- Task prompt
Would you pull out every line of the material that contains the string "true"?

- Records for the exercise

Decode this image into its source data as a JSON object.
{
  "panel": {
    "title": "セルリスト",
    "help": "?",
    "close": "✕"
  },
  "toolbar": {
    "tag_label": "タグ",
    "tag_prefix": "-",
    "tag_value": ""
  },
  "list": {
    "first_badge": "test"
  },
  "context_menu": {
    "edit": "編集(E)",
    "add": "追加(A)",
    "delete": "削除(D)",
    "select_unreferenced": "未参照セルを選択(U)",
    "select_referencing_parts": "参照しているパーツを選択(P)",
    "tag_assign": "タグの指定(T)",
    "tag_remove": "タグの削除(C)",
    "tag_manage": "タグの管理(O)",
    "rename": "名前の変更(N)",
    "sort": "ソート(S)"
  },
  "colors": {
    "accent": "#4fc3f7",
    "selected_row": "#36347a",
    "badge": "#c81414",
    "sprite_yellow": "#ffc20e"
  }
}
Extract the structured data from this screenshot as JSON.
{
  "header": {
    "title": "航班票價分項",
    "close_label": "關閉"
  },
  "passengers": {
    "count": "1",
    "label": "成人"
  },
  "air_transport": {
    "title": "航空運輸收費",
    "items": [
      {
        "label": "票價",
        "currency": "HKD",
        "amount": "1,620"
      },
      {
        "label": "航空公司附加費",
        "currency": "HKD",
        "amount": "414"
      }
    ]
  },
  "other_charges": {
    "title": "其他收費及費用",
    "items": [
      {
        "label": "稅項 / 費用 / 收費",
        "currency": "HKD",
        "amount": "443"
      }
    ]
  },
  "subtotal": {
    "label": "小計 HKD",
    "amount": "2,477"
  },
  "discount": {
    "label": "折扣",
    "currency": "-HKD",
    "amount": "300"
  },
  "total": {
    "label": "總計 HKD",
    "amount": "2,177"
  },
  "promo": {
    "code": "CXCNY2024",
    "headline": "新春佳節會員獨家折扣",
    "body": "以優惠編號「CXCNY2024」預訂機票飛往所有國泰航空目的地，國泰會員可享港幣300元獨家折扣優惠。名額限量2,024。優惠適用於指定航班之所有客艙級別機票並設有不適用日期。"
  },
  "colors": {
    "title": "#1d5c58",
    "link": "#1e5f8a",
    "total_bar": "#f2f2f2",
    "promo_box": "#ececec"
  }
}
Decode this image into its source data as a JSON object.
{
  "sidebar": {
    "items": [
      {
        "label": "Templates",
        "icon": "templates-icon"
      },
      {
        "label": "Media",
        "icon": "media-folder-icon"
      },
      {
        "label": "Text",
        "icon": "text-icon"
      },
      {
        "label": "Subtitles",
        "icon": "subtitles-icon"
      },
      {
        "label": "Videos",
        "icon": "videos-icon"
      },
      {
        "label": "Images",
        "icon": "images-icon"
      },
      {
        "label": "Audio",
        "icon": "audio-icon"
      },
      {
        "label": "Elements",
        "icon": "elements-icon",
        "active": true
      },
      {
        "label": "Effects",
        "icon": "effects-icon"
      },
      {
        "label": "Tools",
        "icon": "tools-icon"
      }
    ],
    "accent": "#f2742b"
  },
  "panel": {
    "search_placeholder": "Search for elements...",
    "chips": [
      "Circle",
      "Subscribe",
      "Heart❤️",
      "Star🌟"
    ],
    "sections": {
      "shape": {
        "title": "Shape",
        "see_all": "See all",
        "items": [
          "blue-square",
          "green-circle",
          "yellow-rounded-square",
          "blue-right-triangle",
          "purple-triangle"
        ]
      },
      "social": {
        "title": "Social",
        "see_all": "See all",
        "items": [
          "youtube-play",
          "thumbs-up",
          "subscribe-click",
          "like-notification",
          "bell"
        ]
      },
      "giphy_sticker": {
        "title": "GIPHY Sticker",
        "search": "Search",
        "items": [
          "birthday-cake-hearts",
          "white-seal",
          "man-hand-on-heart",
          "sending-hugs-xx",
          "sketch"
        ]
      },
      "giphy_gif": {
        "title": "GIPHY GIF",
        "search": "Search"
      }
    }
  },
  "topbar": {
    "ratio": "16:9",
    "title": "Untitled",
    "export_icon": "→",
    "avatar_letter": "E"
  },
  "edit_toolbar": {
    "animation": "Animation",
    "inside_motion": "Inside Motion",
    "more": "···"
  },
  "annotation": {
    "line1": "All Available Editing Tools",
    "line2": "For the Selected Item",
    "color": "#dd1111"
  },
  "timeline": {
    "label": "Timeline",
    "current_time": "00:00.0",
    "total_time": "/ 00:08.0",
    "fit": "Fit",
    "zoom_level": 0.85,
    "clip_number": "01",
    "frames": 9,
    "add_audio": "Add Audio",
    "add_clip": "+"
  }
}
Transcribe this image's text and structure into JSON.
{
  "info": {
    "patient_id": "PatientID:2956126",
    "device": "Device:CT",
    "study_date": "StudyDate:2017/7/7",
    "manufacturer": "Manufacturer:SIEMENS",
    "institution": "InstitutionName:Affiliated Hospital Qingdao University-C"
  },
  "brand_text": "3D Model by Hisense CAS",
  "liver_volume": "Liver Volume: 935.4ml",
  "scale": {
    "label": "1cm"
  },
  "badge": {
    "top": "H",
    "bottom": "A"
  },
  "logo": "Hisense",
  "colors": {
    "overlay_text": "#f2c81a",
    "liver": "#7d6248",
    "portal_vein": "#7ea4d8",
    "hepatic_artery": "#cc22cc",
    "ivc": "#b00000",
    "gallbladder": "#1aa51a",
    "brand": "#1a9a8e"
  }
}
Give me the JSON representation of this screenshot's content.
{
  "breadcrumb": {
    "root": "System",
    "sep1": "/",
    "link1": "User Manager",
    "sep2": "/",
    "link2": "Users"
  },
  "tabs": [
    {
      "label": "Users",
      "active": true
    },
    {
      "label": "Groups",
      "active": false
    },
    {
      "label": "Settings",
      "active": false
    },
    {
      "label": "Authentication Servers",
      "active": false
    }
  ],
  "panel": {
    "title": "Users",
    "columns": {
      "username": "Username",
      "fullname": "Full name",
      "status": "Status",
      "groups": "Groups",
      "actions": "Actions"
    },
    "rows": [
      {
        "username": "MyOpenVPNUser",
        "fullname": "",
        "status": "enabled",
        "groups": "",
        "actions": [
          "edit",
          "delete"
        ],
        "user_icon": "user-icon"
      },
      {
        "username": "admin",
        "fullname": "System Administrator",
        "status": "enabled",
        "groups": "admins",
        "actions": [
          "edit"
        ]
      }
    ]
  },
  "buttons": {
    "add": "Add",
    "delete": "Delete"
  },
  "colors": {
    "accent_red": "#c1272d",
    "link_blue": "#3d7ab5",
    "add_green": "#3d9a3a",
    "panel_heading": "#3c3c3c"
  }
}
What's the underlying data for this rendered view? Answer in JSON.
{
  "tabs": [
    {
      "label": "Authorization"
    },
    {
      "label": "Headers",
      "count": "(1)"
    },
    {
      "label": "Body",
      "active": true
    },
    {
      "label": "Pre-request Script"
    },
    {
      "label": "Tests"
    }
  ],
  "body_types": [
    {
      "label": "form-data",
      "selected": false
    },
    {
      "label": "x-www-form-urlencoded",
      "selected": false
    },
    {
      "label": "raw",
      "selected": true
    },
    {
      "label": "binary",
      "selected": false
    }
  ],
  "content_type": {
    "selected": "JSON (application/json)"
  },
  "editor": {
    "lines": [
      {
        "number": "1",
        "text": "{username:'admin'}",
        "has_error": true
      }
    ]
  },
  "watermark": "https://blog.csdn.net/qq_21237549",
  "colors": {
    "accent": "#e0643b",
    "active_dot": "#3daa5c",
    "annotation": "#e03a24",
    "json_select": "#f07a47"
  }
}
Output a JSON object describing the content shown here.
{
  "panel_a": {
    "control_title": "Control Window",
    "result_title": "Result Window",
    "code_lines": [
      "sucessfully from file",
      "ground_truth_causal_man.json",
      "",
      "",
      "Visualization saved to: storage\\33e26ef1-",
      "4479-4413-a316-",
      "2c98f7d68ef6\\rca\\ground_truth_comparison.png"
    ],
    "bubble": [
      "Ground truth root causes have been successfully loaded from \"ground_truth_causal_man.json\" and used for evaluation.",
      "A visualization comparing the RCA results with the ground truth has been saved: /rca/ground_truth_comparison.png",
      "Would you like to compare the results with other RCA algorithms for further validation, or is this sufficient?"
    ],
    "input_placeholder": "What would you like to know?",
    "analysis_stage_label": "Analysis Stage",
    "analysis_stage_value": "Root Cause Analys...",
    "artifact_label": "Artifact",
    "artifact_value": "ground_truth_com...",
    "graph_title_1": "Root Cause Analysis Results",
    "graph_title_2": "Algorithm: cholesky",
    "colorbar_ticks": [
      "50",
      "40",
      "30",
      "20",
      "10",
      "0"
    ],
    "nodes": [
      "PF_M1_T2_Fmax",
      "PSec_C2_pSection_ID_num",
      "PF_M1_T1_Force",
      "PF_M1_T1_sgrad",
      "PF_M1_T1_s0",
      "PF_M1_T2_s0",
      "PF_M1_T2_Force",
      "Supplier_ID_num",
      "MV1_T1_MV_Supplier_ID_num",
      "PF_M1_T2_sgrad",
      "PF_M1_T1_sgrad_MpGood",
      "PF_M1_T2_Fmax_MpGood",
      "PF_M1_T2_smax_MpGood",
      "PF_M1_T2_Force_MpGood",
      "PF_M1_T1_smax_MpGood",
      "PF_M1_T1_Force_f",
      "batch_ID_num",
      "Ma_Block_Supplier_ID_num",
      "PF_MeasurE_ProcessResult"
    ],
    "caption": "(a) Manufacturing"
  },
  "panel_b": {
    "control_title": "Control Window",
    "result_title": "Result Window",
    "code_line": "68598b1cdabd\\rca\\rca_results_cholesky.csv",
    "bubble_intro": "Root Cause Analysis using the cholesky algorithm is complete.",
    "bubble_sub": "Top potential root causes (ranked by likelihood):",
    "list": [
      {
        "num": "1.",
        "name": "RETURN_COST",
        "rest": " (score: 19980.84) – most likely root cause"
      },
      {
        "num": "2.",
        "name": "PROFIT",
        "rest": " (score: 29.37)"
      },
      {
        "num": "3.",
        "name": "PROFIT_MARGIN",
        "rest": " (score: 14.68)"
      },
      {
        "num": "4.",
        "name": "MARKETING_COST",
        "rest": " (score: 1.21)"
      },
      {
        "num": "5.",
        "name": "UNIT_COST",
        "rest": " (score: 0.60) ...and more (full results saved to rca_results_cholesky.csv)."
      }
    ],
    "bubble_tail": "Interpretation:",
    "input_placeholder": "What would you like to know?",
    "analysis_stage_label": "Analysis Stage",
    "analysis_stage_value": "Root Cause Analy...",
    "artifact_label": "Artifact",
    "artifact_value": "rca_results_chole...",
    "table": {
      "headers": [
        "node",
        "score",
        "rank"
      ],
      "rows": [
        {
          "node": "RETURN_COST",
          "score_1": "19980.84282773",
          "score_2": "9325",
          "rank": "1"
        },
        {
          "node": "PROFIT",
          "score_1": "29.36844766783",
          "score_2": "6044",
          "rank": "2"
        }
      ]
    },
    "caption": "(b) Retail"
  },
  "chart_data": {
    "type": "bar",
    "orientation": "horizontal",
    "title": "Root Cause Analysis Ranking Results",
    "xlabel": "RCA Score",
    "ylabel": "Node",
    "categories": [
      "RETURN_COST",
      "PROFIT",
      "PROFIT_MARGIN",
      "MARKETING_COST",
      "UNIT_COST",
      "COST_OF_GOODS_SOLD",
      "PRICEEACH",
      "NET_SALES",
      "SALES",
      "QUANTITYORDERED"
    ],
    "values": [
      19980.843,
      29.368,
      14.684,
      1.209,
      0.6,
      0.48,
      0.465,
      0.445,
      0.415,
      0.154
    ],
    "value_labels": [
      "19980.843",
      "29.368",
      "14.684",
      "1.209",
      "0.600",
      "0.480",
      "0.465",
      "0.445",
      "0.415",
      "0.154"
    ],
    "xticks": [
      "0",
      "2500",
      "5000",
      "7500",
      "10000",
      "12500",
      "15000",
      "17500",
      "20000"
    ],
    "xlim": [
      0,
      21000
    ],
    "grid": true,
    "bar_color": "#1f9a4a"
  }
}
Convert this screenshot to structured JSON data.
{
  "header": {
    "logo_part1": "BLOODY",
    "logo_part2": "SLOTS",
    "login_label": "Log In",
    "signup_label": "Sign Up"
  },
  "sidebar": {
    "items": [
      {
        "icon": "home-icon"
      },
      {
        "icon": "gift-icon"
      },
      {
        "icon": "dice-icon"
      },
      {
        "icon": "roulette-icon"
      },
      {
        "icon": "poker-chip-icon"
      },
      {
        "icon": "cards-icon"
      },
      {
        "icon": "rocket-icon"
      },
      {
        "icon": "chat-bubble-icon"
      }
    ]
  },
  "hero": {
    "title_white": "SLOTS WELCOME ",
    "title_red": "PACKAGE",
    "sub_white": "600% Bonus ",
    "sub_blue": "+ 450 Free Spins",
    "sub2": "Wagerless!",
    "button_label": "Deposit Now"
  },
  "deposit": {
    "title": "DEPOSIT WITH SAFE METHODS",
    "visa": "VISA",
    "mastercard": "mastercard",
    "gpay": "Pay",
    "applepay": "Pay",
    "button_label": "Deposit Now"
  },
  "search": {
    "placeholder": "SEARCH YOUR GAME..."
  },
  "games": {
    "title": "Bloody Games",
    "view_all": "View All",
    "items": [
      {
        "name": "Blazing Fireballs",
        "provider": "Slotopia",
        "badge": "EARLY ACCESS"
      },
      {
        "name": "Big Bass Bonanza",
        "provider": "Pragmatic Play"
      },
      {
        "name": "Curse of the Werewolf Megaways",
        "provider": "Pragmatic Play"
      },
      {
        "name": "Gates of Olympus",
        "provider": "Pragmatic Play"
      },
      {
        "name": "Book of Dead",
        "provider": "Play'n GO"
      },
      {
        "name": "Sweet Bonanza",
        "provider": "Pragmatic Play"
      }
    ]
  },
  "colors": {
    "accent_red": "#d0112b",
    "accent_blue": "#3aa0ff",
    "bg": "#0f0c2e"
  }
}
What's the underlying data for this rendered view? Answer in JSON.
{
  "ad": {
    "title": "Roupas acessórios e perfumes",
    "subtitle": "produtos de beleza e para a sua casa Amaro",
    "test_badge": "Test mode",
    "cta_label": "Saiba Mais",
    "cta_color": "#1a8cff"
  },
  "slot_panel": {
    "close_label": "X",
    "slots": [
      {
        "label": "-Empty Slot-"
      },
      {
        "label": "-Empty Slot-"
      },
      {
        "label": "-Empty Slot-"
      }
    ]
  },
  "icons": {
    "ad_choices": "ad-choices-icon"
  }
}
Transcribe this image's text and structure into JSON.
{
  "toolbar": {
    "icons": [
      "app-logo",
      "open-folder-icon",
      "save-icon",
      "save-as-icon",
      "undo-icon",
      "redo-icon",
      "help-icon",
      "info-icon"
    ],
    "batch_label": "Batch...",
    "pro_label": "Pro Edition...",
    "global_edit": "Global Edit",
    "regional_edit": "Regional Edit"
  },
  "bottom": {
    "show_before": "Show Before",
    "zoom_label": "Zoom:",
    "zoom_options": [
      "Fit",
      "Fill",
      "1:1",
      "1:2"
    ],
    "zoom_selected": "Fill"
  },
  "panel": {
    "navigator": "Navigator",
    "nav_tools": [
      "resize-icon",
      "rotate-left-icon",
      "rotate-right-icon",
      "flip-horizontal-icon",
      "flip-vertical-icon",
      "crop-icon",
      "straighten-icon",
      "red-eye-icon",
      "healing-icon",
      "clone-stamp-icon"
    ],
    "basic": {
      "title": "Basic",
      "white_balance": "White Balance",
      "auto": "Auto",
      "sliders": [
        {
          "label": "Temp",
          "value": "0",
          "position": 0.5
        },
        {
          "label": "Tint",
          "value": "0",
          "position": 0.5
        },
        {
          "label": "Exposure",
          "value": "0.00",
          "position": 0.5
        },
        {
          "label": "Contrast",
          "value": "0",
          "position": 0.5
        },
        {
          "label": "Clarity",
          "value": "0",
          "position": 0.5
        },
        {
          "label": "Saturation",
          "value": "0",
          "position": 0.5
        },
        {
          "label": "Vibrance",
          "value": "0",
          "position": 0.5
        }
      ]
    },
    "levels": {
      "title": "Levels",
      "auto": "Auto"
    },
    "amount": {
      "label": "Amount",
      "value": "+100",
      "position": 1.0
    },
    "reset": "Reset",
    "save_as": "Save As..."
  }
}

- Answer for this exercise
        "active": true
      "active": true
      "active": true
      "selected": true
        "has_error": true
    "grid": true,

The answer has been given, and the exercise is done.